The story notes that FAA has simplified rules for authorizing UAV flights, and that the agency will be on track to issue a proposed rule for small UAVs this year.
The FAA's ability to regulate UAVs is also a question being pondered in the courts. In March, a ruling by an administrative law judge threw out a fine by FAA for a filmmaker - Raphael Pirker - claiming there was "no enforceable FAA rule" that applied to model aircraft. The FAA is appealing the ruling arguing that the judge was mistaken, according to a report in USA Today.
According to the story:
The FAA traditionally had policies allowing hobbyists to fly models lower than 400 feet, but has insisted that commercial flights such as Pirker's aren't allowed until comprehensive rules are approved.
Congress set a deadline of September 2015 for the rules, but the Transportation Department's inspector general is skeptical the deadline will be met or that drowns will be allowed in general airspace.
Interestingly if the appeal fails, the courts would signal that there aren't any regulations governing commercial use of UAVs until the FAA completes its rules.
UAVs aren't just popular in the U.S., Canadian hobbyists and others are putting the aerial vehicles up for a number of reasons. However, a recent incident of a UAV flying into airspace of commercial airport is causing come concern. Both Canada and the U.S. have rules regarding operation of a remote vehicle near an airport, but apparently some UAV hobbyists missed that word.
A report at The Weather Network explores the Canadian and U.S. rules and how they may be changing. New technology often pushes the envelope of regulation I new ways, and UAVs are apparently just the right vehicle to push a lot of government hot buttons.

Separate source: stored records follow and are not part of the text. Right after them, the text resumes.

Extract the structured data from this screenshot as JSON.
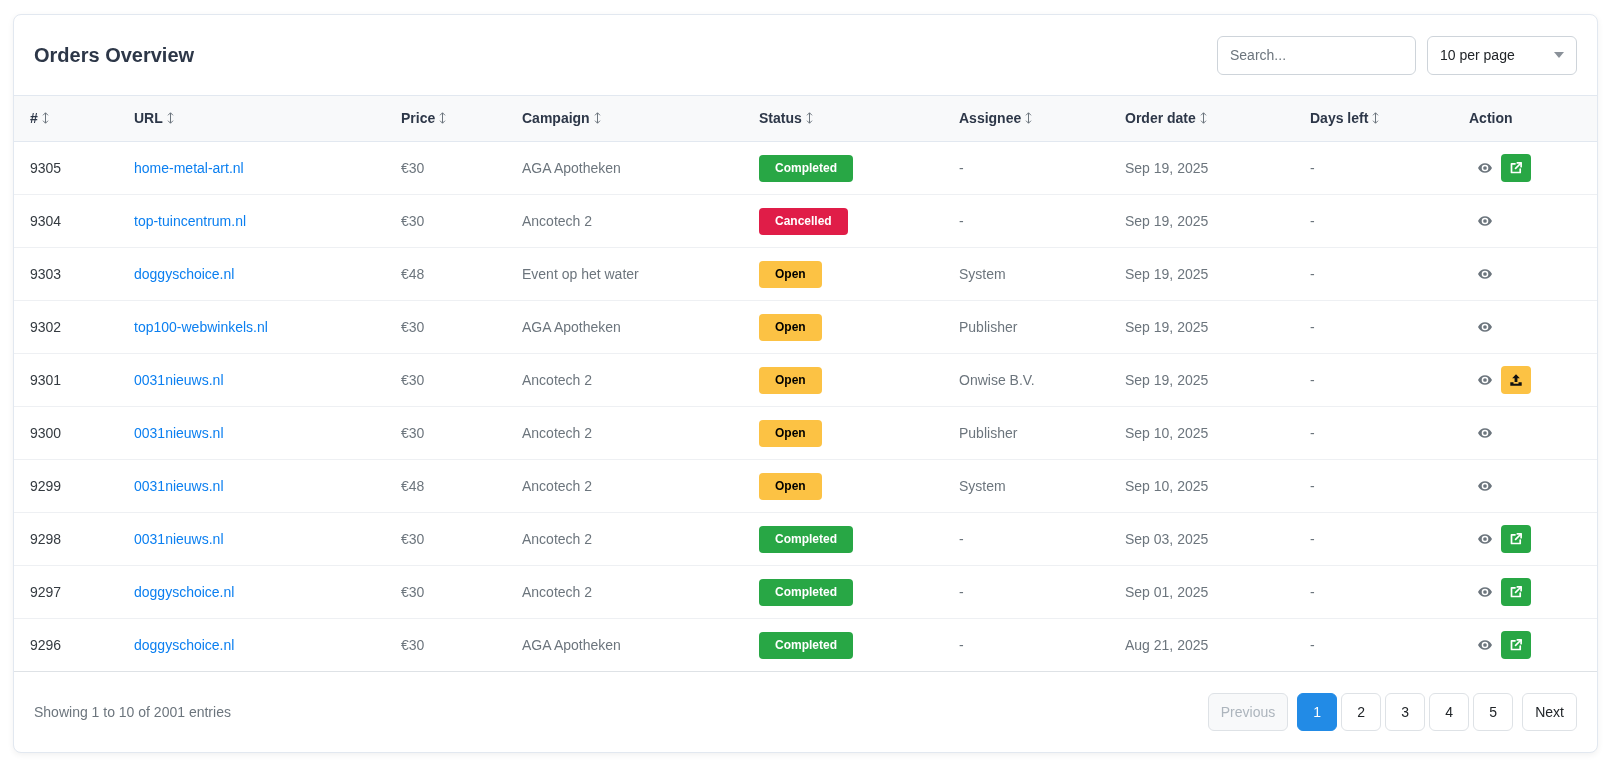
{
  "header": {
    "title": "Orders Overview",
    "search": {
      "placeholder": "Search..."
    },
    "page_size": {
      "value": "10 per page"
    }
  },
  "table": {
    "columns": [
      {
        "label": "#",
        "sortable": true
      },
      {
        "label": "URL",
        "sortable": true
      },
      {
        "label": "Price",
        "sortable": true
      },
      {
        "label": "Campaign",
        "sortable": true
      },
      {
        "label": "Status",
        "sortable": true
      },
      {
        "label": "Assignee",
        "sortable": true
      },
      {
        "label": "Order date",
        "sortable": true
      },
      {
        "label": "Days left",
        "sortable": true
      },
      {
        "label": "Action",
        "sortable": false
      }
    ],
    "rows": [
      {
        "number": "9305",
        "url": "home-metal-art.nl",
        "price": "€30",
        "campaign": "AGA Apotheken",
        "status": {
          "label": "Completed",
          "color": "#28a745"
        },
        "assignee": "-",
        "order_date": "Sep 19, 2025",
        "days_left": "-",
        "actions": [
          {
            "kind": "view"
          },
          {
            "kind": "open-link"
          }
        ]
      },
      {
        "number": "9304",
        "url": "top-tuincentrum.nl",
        "price": "€30",
        "campaign": "Ancotech 2",
        "status": {
          "label": "Cancelled",
          "color": "#e01d48"
        },
        "assignee": "-",
        "order_date": "Sep 19, 2025",
        "days_left": "-",
        "actions": [
          {
            "kind": "view"
          }
        ]
      },
      {
        "number": "9303",
        "url": "doggyschoice.nl",
        "price": "€48",
        "campaign": "Event op het water",
        "status": {
          "label": "Open",
          "color": "#fcc244"
        },
        "assignee": "System",
        "order_date": "Sep 19, 2025",
        "days_left": "-",
        "actions": [
          {
            "kind": "view"
          }
        ]
      },
      {
        "number": "9302",
        "url": "top100-webwinkels.nl",
        "price": "€30",
        "campaign": "AGA Apotheken",
        "status": {
          "label": "Open",
          "color": "#fcc244"
        },
        "assignee": "Publisher",
        "order_date": "Sep 19, 2025",
        "days_left": "-",
        "actions": [
          {
            "kind": "view"
          }
        ]
      },
      {
        "number": "9301",
        "url": "0031nieuws.nl",
        "price": "€30",
        "campaign": "Ancotech 2",
        "status": {
          "label": "Open",
          "color": "#fcc244"
        },
        "assignee": "Onwise B.V.",
        "order_date": "Sep 19, 2025",
        "days_left": "-",
        "actions": [
          {
            "kind": "view"
          },
          {
            "kind": "upload"
          }
        ]
      },
      {
        "number": "9300",
        "url": "0031nieuws.nl",
        "price": "€30",
        "campaign": "Ancotech 2",
        "status": {
          "label": "Open",
          "color": "#fcc244"
        },
        "assignee": "Publisher",
        "order_date": "Sep 10, 2025",
        "days_left": "-",
        "actions": [
          {
            "kind": "view"
          }
        ]
      },
      {
        "number": "9299",
        "url": "0031nieuws.nl",
        "price": "€48",
        "campaign": "Ancotech 2",
        "status": {
          "label": "Open",
          "color": "#fcc244"
        },
        "assignee": "System",
        "order_date": "Sep 10, 2025",
        "days_left": "-",
        "actions": [
          {
            "kind": "view"
          }
        ]
      },
      {
        "number": "9298",
        "url": "0031nieuws.nl",
        "price": "€30",
        "campaign": "Ancotech 2",
        "status": {
          "label": "Completed",
          "color": "#28a745"
        },
        "assignee": "-",
        "order_date": "Sep 03, 2025",
        "days_left": "-",
        "actions": [
          {
            "kind": "view"
          },
          {
            "kind": "open-link"
          }
        ]
      },
      {
        "number": "9297",
        "url": "doggyschoice.nl",
        "price": "€30",
        "campaign": "Ancotech 2",
        "status": {
          "label": "Completed",
          "color": "#28a745"
        },
        "assignee": "-",
        "order_date": "Sep 01, 2025",
        "days_left": "-",
        "actions": [
          {
            "kind": "view"
          },
          {
            "kind": "open-link"
          }
        ]
      },
      {
        "number": "9296",
        "url": "doggyschoice.nl",
        "price": "€30",
        "campaign": "AGA Apotheken",
        "status": {
          "label": "Completed",
          "color": "#28a745"
        },
        "assignee": "-",
        "order_date": "Aug 21, 2025",
        "days_left": "-",
        "actions": [
          {
            "kind": "view"
          },
          {
            "kind": "open-link"
          }
        ]
      }
    ]
  },
  "footer": {
    "summary": "Showing 1 to 10 of 2001 entries",
    "pagination": {
      "previous": {
        "label": "Previous",
        "disabled": true
      },
      "pages": [
        {
          "label": "1",
          "selected": true
        },
        {
          "label": "2",
          "selected": false
        },
        {
          "label": "3",
          "selected": false
        },
        {
          "label": "4",
          "selected": false
        },
        {
          "label": "5",
          "selected": false
        }
      ],
      "next": {
        "label": "Next",
        "disabled": false
      }
    }
  }
}
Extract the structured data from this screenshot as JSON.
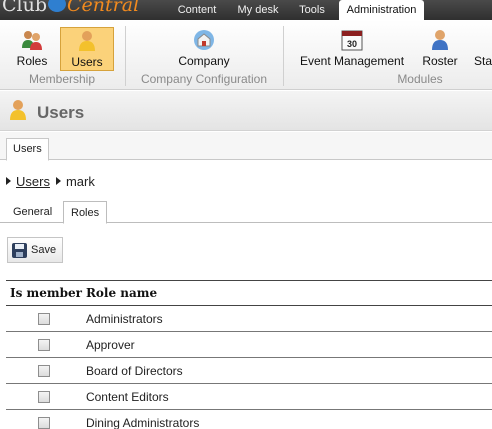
{
  "app": {
    "logo_part1": "Club",
    "logo_part2": "Central"
  },
  "top_nav": [
    {
      "label": "Content",
      "active": false
    },
    {
      "label": "My desk",
      "active": false
    },
    {
      "label": "Tools",
      "active": false
    },
    {
      "label": "Administration",
      "active": true
    }
  ],
  "ribbon": {
    "buttons": [
      {
        "label": "Roles",
        "icon": "roles-icon",
        "selected": false
      },
      {
        "label": "Users",
        "icon": "user-icon",
        "selected": true
      },
      {
        "label": "Company",
        "icon": "company-icon",
        "selected": false
      },
      {
        "label": "Event Management",
        "icon": "calendar-icon",
        "selected": false,
        "icon_text": "30"
      },
      {
        "label": "Roster",
        "icon": "person-icon",
        "selected": false
      },
      {
        "label": "Sta",
        "icon": "",
        "selected": false
      }
    ],
    "groups": [
      "Membership",
      "Company Configuration",
      "Modules"
    ]
  },
  "page": {
    "title": "Users",
    "icon": "user-icon"
  },
  "object_tabs": [
    {
      "label": "Users",
      "active": true
    }
  ],
  "breadcrumb": {
    "parent": "Users",
    "current": "mark"
  },
  "sub_tabs": [
    {
      "label": "General",
      "active": false
    },
    {
      "label": "Roles",
      "active": true
    }
  ],
  "toolbar": {
    "save_label": "Save"
  },
  "table": {
    "headers": [
      "Is member",
      "Role name"
    ],
    "rows": [
      {
        "checked": false,
        "role": "Administrators"
      },
      {
        "checked": false,
        "role": "Approver"
      },
      {
        "checked": false,
        "role": "Board of Directors"
      },
      {
        "checked": false,
        "role": "Content Editors"
      },
      {
        "checked": false,
        "role": "Dining Administrators"
      }
    ]
  },
  "colors": {
    "accent_orange": "#f28a1e",
    "selected_bg": "#fbd27a",
    "topbar": "#3a3a3a"
  }
}
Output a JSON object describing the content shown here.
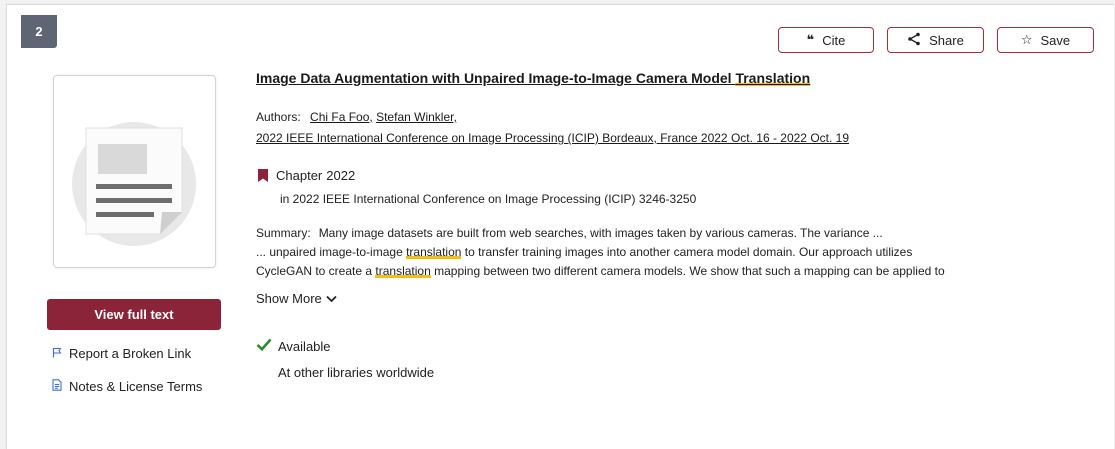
{
  "result": {
    "index": "2",
    "title_pre": "Image Data Augmentation with Unpaired Image-to-Image Camera Model ",
    "title_hl": "Translation",
    "authors_label": "Authors:",
    "authors": [
      "Chi Fa Foo,",
      "Stefan Winkler,"
    ],
    "conference": "2022 IEEE International Conference on Image Processing (ICIP) Bordeaux, France 2022 Oct. 16 - 2022 Oct. 19",
    "type": "Chapter",
    "year": "2022",
    "source": "in 2022 IEEE International Conference on Image Processing (ICIP)  3246-3250",
    "summary_label": "Summary:",
    "summary_line1": "Many image datasets are built from web searches, with images taken by various cameras. The variance ...",
    "summary_line2_a": "... unpaired image-to-image ",
    "summary_line2_hl": "translation",
    "summary_line2_b": " to transfer training images into another camera model domain. Our approach utilizes",
    "summary_line3_a": "CycleGAN to create a ",
    "summary_line3_hl": "translation",
    "summary_line3_b": " mapping between two different camera models. We show that such a mapping can be applied to",
    "show_more": "Show More",
    "availability": "Available",
    "availability_detail": "At other libraries worldwide"
  },
  "actions": {
    "cite": "Cite",
    "share": "Share",
    "save": "Save"
  },
  "sidebar": {
    "full_text": "View full text",
    "report_link": "Report a Broken Link",
    "notes": "Notes & License Terms"
  },
  "colors": {
    "brand": "#8b2339",
    "highlight": "#f2c012",
    "available": "#2e8b2e",
    "link_icon": "#3a6fd8",
    "badge": "#5e6673"
  },
  "icons": {
    "cite": "quote-icon",
    "share": "share-icon",
    "save": "star-icon",
    "report": "flag-icon",
    "notes": "document-icon",
    "type": "bookmark-icon",
    "available": "checkmark-icon",
    "show_more": "chevron-down-icon"
  }
}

Of course, the questions surrounding UAVs probably wouldn't be that intense if people would take better to operate them over big areas with permission. Recently someone flew a UAV over PNC Park during a Pirates-Mets game, which caught fan attention and was even seen on television.
According to a Pittsburgh Post-Gazette story, authorities located the operator who brought the machine down quickly when requested. The challenge of UAVs is the worry over snooping and other privacy issues, and this kind of incident just raises more questions.
Of course everyone wants to get into the act, and that's creating a stir as well. In New York, realtors selling high-end properties have been using UAVs to get better images. The result, according to a New York Post report, is time in court since FAA notes that the remote-controlled devices can't be used for commercial purposes.
Realtors like UAVs for the same reasons some farmers do - they take stunning pictures of big buildings and other features. Those are of interest to buyers of high-end properties. However, FAA is arguing they can't be used by realtors because the machines aren't cleared for commercial use. The FAA has subpoenaed the records of at least one UAV company.
To wrap up, we in the media like UAVs because they offer us the potential of capturing images in new ways to better tell the story. CNN and Georgia Institute of Technology are teaming up to "better understand the opportunities unmanned aerial vehicles present for media organizations" according to a recent post.
The program will look at the tech and safety needs to operate effectively in national air space. CNN and Georgia Tech plan to share their research with FAA as the agency looks at ways to allow safe operation of UAVs by media outlets.
If you want to learn more about UAVs join us this week in Decatur where you can see them in the air - a first - and talk to the companies offering the systems as we all wait on the FAA.